═════ Material supplied ═════

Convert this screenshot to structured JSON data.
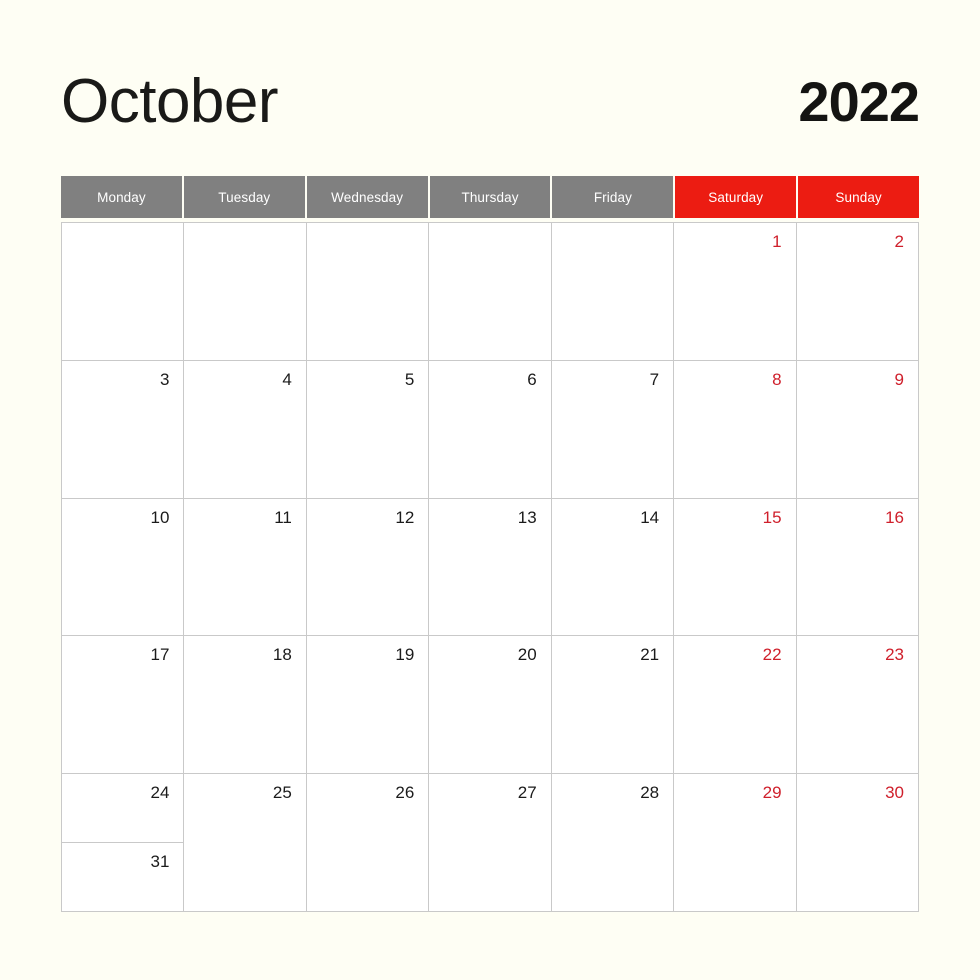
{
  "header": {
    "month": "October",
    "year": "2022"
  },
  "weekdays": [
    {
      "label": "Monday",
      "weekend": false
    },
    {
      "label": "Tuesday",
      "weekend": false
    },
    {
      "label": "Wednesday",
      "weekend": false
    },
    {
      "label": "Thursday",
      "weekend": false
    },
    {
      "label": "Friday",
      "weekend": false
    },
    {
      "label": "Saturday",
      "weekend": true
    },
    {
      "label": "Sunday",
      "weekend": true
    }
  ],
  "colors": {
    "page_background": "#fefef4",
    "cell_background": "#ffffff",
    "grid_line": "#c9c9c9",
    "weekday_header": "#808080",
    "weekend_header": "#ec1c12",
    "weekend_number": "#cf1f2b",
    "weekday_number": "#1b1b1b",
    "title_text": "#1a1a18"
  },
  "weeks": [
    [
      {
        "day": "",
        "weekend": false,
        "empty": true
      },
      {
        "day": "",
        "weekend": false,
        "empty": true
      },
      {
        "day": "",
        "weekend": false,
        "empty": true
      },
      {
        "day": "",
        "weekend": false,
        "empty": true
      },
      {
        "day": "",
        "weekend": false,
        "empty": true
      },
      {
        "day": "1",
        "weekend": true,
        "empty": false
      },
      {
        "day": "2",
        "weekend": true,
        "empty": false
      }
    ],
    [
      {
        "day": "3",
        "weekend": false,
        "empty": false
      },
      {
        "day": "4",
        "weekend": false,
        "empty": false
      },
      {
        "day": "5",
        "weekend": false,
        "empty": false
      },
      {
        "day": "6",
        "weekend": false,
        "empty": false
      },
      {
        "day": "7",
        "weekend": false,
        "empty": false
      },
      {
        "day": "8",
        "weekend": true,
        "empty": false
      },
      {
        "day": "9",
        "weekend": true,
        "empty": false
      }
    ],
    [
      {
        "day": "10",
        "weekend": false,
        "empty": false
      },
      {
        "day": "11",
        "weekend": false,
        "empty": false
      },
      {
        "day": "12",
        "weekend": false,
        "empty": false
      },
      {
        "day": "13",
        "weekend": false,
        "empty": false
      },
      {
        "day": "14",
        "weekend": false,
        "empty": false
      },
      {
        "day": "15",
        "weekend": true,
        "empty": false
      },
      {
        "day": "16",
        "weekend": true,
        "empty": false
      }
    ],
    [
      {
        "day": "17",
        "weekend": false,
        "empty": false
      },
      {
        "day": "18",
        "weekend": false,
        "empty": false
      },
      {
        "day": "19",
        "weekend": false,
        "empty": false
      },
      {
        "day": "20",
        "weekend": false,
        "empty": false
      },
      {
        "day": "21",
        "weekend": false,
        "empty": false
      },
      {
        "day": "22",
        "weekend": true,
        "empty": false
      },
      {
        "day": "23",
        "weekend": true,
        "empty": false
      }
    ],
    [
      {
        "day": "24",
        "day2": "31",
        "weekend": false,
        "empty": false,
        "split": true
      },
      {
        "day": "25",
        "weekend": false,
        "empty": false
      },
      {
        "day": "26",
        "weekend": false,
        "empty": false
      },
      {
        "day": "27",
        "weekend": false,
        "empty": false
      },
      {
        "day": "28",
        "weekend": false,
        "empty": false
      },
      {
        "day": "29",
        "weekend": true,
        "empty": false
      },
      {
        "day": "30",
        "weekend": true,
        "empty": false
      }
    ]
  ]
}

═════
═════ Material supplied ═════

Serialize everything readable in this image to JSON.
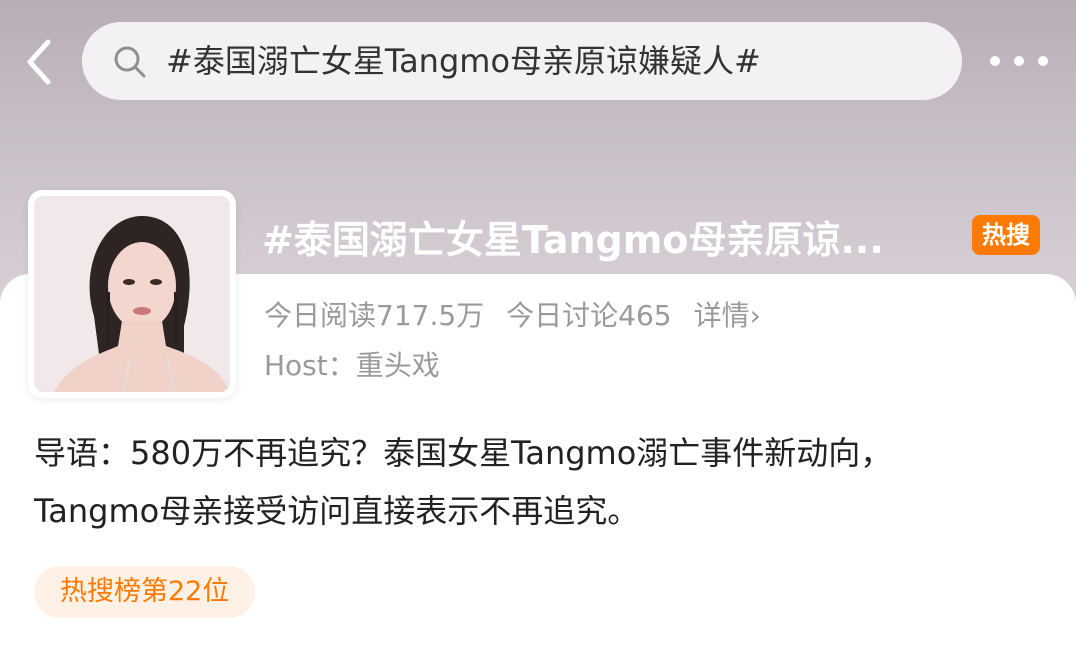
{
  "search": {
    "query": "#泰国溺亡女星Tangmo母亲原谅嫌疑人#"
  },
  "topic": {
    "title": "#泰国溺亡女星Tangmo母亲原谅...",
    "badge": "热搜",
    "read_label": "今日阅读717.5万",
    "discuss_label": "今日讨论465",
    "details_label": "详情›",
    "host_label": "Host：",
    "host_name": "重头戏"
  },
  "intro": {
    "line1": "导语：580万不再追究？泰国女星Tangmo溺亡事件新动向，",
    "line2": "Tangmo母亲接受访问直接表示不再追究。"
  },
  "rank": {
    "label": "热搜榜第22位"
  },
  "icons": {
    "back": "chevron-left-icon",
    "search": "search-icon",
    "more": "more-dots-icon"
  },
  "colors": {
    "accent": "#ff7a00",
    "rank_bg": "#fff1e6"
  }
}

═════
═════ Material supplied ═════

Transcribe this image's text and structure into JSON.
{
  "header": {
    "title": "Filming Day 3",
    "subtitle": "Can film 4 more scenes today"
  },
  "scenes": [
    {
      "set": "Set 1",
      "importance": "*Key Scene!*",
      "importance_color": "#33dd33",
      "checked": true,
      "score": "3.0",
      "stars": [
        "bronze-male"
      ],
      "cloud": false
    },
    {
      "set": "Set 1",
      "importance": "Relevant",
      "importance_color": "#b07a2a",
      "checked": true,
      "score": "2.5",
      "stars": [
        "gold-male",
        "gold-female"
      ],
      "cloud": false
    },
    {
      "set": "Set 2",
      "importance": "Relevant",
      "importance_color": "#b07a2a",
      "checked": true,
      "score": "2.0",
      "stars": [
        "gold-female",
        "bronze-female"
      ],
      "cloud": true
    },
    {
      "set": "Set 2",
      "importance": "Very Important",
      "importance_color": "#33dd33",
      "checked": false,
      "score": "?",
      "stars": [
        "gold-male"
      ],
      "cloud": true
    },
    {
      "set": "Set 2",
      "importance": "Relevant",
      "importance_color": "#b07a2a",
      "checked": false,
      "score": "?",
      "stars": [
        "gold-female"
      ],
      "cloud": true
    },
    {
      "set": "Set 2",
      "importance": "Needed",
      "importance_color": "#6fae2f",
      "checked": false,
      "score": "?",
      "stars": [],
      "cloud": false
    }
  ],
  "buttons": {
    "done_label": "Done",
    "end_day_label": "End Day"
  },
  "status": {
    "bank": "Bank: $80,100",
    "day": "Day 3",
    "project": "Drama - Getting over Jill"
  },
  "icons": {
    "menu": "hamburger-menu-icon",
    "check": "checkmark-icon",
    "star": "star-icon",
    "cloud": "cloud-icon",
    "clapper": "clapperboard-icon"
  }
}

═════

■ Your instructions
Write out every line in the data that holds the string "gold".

■ Response box
        "gold-male",
        "gold-female"
        "gold-female",
        "gold-male"
        "gold-female"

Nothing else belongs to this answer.